|Photo by Paddy Ryan (Ryan Photographic)|
hyacinth macaw (en); arara-azul-grande (pt); ara hyacinthe (fr); guacamayo azul (es); hyazinth-ara (de)
This species occurs in three separate areas of Brazil. In the east of the Amazon basin, in the centre of the country in Maranhão, Piauí, Bahia, Tocantins, Goiás and Mato Grosso, and in the south-west along the border with Bolivia and Paraguay.
The hyacinth macaw is the largest parrot in the world, with a length of 100 cm and a wingspan of 120-140 cm. They weigh 1,5-2 kg.
They are mostly found in lightly forested areas, including várzea and savanna adjacent to tropical forest, in campo cerrado, caatinga, palm-stands and palm-savannas.
These birds use their strong hard beaks to feed on hard fruits and seeds of palm tree and other plants. These include a few regionally endemic palm species like Scheelea phalerata and Acrocomia aculeata, and also coconuts, Brazil nuts, Macadamia nuts and pine nuts. They also eat soft fruits and other vegetable matter.
Hyacinth macaws breed in July-December, nesting in large tree cavities or in cliffs. The female lays 1-2 eggs, which she incubates for 30 days while being fed by the male. Typically, only one chick fledges, after staying in the nest for 3,5 months. The chick will remain with the parents for up to 18 month, and becomes sexually mature at 3 years old.
IUCN status - VU (Vulnerable)
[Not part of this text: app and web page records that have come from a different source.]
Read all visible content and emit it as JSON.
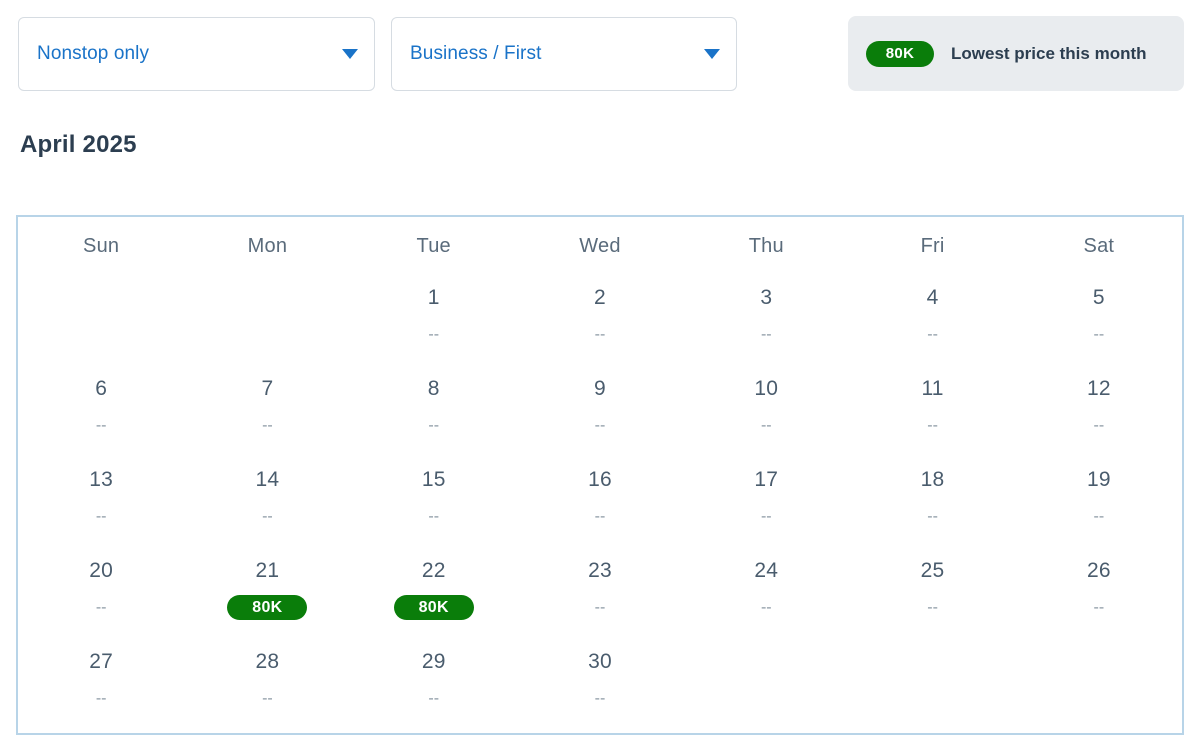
{
  "filters": [
    {
      "name": "stops-filter",
      "value": "Nonstop only",
      "icon": "chevron-down-icon"
    },
    {
      "name": "cabin-filter",
      "value": "Business / First",
      "icon": "chevron-down-icon"
    }
  ],
  "legend": {
    "badge": "80K",
    "text": "Lowest price this month",
    "badge_color": "#0a7d0a",
    "panel_color": "#e9ecef"
  },
  "calendar": {
    "month_title": "April 2025",
    "weekdays": [
      "Sun",
      "Mon",
      "Tue",
      "Wed",
      "Thu",
      "Fri",
      "Sat"
    ],
    "no_price_marker": "--",
    "weeks": [
      [
        {
          "day": "",
          "price": "",
          "lowest": false,
          "empty": true
        },
        {
          "day": "",
          "price": "",
          "lowest": false,
          "empty": true
        },
        {
          "day": "1",
          "price": "--",
          "lowest": false,
          "empty": false
        },
        {
          "day": "2",
          "price": "--",
          "lowest": false,
          "empty": false
        },
        {
          "day": "3",
          "price": "--",
          "lowest": false,
          "empty": false
        },
        {
          "day": "4",
          "price": "--",
          "lowest": false,
          "empty": false
        },
        {
          "day": "5",
          "price": "--",
          "lowest": false,
          "empty": false
        }
      ],
      [
        {
          "day": "6",
          "price": "--",
          "lowest": false,
          "empty": false
        },
        {
          "day": "7",
          "price": "--",
          "lowest": false,
          "empty": false
        },
        {
          "day": "8",
          "price": "--",
          "lowest": false,
          "empty": false
        },
        {
          "day": "9",
          "price": "--",
          "lowest": false,
          "empty": false
        },
        {
          "day": "10",
          "price": "--",
          "lowest": false,
          "empty": false
        },
        {
          "day": "11",
          "price": "--",
          "lowest": false,
          "empty": false
        },
        {
          "day": "12",
          "price": "--",
          "lowest": false,
          "empty": false
        }
      ],
      [
        {
          "day": "13",
          "price": "--",
          "lowest": false,
          "empty": false
        },
        {
          "day": "14",
          "price": "--",
          "lowest": false,
          "empty": false
        },
        {
          "day": "15",
          "price": "--",
          "lowest": false,
          "empty": false
        },
        {
          "day": "16",
          "price": "--",
          "lowest": false,
          "empty": false
        },
        {
          "day": "17",
          "price": "--",
          "lowest": false,
          "empty": false
        },
        {
          "day": "18",
          "price": "--",
          "lowest": false,
          "empty": false
        },
        {
          "day": "19",
          "price": "--",
          "lowest": false,
          "empty": false
        }
      ],
      [
        {
          "day": "20",
          "price": "--",
          "lowest": false,
          "empty": false
        },
        {
          "day": "21",
          "price": "80K",
          "lowest": true,
          "empty": false
        },
        {
          "day": "22",
          "price": "80K",
          "lowest": true,
          "empty": false
        },
        {
          "day": "23",
          "price": "--",
          "lowest": false,
          "empty": false
        },
        {
          "day": "24",
          "price": "--",
          "lowest": false,
          "empty": false
        },
        {
          "day": "25",
          "price": "--",
          "lowest": false,
          "empty": false
        },
        {
          "day": "26",
          "price": "--",
          "lowest": false,
          "empty": false
        }
      ],
      [
        {
          "day": "27",
          "price": "--",
          "lowest": false,
          "empty": false
        },
        {
          "day": "28",
          "price": "--",
          "lowest": false,
          "empty": false
        },
        {
          "day": "29",
          "price": "--",
          "lowest": false,
          "empty": false
        },
        {
          "day": "30",
          "price": "--",
          "lowest": false,
          "empty": false
        },
        {
          "day": "",
          "price": "",
          "lowest": false,
          "empty": true
        },
        {
          "day": "",
          "price": "",
          "lowest": false,
          "empty": true
        },
        {
          "day": "",
          "price": "",
          "lowest": false,
          "empty": true
        }
      ]
    ]
  }
}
This species has suffered a rapid population decline over the last three generations. There are now only 4.300 individuals in the wild. The decline was mostly caused by large scale illegal trade, habitat loss due to agricultural intensification, and hunting.